Stage II: Anger
“This is total crap! The new CBA was supposed to help make small market teams more competitive!”
Yes and no.
There absolutely was a contingent of small market teams fighting for a larger slice of the revenue pie after many hemorrhaged money for the past several seasons. There was also plenty of talk about competitive balance.
Really, though, that’s all geared toward the bottom line than the standings.
When the NBA throws out the “competitive balance” buzz words, what they really mean is parity – the same kind of parity found in the NFL, and something evidenced by the owners’ vehement push toward a hard salary cap when negotiating the new CBA. But they don’t want that parity because it gives every team a fair chance of winning a title every season; they seek it because the more teams capable of contending each season, the greater amount of fan bases that become invested in the product. That leads to higher attendance, ratings, advertising sales, merchandise sales, and every other form of revenue stream that drastically increases capital.
Everyone focusing on the luxury tax rules as the mechanism for that is looking the wrong way, in no small part due to the fact that if any teams ever muster the courage to actually pay those penalties, the prime candidates are the same cash flush usual suspects who are perennial taxpayers in this system – teams like New York, Dallas, and the L.A. Lakers.
No, the vehicle for actually distributing all of that profit is a revamped revenue sharing agreement that roughly triples the amount of money given to teams in competitively disadvantaged markets. It certainly increases these teams’ financial viability; what it doesn’t do, by virtue of mechanisms like the salary cap and luxury tax, is allow it to be funneled back into the on court product.
So, yes, the NBA wants more teams to be competitive. But that vision isn’t necessarily congruous with a small market team like Oklahoma City rising up to dominate the standings; if anything, Harden or Ibaka leaving for another team would be more in line with the league’s new business model because it offers a chance for another team to procure a star player and possibly rocket up the standings in the process.
Frankly, I’m not sure any of that really helps balm the anger about all of this going down so much as illustrating that while the new system does help teams like the Thunder, it doesn’t in the manner most commonly thought it would.
Let’s move on.
Stage III: Bargaining
“There’s got to be a way out of this, right?
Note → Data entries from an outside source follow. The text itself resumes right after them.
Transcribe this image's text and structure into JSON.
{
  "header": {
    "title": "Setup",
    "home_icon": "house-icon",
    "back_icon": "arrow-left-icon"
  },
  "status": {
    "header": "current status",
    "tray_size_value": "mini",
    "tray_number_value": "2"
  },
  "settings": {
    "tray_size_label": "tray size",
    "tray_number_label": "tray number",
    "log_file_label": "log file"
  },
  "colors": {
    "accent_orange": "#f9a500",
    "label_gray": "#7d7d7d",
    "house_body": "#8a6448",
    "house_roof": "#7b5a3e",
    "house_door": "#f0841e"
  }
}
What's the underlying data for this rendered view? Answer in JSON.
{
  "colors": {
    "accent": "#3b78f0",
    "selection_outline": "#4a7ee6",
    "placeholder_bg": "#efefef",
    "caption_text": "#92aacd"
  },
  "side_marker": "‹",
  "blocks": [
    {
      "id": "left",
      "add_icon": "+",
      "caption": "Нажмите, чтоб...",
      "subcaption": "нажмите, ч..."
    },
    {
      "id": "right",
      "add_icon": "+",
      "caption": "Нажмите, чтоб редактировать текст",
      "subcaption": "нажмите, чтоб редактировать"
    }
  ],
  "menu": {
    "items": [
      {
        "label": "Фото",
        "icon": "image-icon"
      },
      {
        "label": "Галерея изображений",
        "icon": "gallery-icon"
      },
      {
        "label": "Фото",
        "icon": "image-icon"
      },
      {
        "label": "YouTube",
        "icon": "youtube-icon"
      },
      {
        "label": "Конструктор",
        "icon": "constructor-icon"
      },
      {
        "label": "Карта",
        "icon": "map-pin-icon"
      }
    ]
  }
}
Can’t someone take a hometown discount? The ownership has money; just pay the tax!”
Technically, this stage has more to do with the fans themselves desperately offering up solutions to keep this together—vital organs, prayers to voodoo Gods, indentured servitude—and I don’t doubt that some of the more dedicated ones are concocting such scenarios right this minute.
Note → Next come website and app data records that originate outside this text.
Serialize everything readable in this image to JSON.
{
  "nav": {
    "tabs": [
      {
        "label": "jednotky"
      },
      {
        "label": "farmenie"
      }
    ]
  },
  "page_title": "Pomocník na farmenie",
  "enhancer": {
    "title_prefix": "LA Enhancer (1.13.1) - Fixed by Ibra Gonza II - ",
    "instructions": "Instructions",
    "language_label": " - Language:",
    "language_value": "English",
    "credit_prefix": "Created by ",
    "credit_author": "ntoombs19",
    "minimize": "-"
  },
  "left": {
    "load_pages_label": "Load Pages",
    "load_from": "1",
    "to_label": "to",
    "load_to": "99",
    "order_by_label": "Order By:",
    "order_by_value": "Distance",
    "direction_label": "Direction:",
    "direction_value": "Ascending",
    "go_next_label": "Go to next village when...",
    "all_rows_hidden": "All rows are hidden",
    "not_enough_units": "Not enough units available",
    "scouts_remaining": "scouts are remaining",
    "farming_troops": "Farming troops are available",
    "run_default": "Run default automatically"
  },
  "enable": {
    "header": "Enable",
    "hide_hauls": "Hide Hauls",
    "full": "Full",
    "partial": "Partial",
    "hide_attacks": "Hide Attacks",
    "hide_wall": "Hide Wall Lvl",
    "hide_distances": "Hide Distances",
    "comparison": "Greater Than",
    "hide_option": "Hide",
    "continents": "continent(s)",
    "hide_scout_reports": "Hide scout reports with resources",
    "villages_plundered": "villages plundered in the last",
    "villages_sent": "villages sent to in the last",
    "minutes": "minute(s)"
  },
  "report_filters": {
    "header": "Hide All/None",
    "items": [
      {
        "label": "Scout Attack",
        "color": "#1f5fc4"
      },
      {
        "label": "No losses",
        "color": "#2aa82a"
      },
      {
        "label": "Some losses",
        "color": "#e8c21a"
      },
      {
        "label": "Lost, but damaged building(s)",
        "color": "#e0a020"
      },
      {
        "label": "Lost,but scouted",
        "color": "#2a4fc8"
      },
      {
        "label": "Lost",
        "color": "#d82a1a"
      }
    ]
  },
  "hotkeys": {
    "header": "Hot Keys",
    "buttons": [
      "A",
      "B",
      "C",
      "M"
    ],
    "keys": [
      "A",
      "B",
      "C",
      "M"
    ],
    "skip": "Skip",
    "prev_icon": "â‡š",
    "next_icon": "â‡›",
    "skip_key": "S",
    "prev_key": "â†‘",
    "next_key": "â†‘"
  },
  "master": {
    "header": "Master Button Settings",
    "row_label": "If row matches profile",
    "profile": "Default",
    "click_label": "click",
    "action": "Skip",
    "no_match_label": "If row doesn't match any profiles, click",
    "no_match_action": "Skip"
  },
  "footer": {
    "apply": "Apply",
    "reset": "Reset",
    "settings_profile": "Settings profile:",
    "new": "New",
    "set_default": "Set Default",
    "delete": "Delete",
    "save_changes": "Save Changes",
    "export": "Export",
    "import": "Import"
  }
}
But for the purposes of this piece, it makes more sense to delve into the purported bargains the franchise itself can make to retain all of the team’s core pieces.
By now, you’ve probably realized there aren’t any.
Don’t get me wrong, it’s refreshing to read the flood of stories on how this young Thunder team is more akin to a fraternity than a conglomerate, a group of players who genuinely relish playing together and are cognizant of just how rare this dynamic is.
Yet nowhere in the league can you find a model where a player willingly took substantially less to stay with his current team and in this case, it would require two players to do exactly that. It just doesn’t happen, not only since people in general have a hard time leaving tens of millions of dollars on the table but also because the players union leverages its members into setting the market value bar as high as possible for everyone else while agents push their clients into the cushiest financial situation possible in order to maximize their commissions—and if you underestimate the strength of that last group in particular, you didn’t pay close attention during this past lockout.
Then there’s the feasibility of Clay Bennett and his cohorts actually courting the luxury tax, which sounds easy enough in theory but in practice has scared the hell out of everyone.
Recall those aforementioned big market teams in the previous stage. The Mavericks shed half of last season’s championship roster – including Chandler – because Mark Cuban openly fears the ramifications of that tax, not so much financially as the drastically reduced roster flexibility that comes with it. The Lakers, meanwhile, did everything short of putting a bow on Lamar Odom’s head when they gifted him to Dallas for the pittance of a trade exception because they were perilously close to the tax line, as well as purportedly turning down a midseason deal that would have netted them a desperately needed scorer at the 3 (Michael Beasley) at the cost of a late first round pick for exactly the same reason.
The Knicks might only because the brain trust (read: James Dolan) is reckless and if we’ve learned anything from the meticulous, careful construction of this Thunder team, it’s that Sam Presti’s crew is most decidedly not that.
The takeaway is this: If savvy heavyweights are avoiding these penalties like Westbrook shuns a mirror when putting together his postgame interview wardrobe, there’s no reason to expect a savvy flyweight like OKC to buck that trend—even if it’s for two players as good as Harden and Ibaka.